--- MATERIAL FOR THIS TASK Enclosed Below ---

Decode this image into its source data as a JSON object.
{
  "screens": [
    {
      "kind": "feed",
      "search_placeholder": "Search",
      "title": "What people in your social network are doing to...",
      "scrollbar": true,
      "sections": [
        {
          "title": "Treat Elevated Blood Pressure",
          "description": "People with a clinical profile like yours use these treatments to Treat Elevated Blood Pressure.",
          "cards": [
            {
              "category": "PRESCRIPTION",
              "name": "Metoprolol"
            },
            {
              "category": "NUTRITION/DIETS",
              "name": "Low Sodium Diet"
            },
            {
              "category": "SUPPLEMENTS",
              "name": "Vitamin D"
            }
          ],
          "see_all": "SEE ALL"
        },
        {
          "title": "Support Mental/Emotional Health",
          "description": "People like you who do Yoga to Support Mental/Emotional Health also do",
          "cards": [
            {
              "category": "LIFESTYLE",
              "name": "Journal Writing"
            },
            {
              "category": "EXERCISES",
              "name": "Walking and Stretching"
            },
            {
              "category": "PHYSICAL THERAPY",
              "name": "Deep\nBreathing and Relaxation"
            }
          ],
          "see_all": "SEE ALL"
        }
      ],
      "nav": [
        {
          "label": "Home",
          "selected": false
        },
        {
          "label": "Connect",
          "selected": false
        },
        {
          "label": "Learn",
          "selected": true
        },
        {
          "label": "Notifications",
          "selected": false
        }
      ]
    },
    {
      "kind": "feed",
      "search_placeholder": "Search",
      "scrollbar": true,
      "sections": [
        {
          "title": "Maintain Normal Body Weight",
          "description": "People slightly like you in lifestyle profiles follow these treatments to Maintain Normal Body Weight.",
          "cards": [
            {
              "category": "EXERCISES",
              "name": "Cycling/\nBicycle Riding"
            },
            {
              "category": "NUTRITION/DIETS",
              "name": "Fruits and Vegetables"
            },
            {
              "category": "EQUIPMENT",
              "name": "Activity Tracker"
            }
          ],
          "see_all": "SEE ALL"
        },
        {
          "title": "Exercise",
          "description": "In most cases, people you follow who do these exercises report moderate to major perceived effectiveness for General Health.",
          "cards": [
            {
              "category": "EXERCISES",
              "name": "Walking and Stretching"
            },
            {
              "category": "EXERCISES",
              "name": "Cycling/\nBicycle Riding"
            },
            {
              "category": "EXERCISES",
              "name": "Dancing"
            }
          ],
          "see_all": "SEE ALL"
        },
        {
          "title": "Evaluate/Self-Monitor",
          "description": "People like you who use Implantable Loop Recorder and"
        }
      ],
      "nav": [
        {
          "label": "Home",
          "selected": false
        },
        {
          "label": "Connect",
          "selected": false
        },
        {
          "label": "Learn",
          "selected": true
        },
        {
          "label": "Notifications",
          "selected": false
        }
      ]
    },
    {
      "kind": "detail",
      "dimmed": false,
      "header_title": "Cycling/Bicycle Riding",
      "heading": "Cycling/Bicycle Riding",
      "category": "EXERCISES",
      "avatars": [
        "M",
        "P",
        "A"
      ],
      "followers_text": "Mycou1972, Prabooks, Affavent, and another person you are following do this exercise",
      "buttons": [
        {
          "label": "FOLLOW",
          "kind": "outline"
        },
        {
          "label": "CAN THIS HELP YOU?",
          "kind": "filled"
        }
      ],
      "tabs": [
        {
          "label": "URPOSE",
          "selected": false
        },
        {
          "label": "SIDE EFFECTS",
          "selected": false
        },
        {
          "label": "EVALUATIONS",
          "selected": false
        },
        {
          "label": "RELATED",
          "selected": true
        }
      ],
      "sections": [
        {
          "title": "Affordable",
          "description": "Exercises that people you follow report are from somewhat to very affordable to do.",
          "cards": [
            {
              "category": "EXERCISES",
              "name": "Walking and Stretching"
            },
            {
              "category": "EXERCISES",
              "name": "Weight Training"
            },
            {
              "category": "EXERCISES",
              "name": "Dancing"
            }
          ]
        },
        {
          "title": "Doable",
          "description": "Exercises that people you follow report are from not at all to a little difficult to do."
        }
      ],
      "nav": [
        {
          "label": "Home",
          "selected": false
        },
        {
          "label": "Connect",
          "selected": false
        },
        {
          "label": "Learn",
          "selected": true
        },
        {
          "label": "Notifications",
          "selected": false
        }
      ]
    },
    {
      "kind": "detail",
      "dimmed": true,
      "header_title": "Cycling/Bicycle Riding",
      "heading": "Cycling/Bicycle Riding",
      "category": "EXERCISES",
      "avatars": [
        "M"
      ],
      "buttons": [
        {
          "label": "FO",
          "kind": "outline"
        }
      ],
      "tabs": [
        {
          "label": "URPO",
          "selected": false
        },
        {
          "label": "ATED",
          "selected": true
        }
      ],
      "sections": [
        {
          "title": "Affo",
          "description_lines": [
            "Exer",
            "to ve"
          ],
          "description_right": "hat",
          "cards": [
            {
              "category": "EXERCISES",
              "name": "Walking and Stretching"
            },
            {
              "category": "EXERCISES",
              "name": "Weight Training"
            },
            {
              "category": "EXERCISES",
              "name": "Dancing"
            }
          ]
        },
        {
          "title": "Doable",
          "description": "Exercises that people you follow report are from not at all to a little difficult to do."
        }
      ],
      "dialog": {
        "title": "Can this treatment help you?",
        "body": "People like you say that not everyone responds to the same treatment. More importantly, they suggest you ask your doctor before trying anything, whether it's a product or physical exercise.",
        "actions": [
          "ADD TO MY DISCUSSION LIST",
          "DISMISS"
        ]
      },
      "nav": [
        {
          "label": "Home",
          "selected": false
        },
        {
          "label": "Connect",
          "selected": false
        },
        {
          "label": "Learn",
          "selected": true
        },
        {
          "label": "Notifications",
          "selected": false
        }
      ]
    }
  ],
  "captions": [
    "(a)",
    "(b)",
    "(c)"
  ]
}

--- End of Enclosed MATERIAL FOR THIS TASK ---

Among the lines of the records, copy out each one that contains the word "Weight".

• **YOUR RESPONSE**
          "title": "Maintain Normal Body Weight",
          "description": "People slightly like you in lifestyle profiles follow these treatments to Maintain Normal Body Weight.",
              "name": "Weight Training"
              "name": "Weight Training"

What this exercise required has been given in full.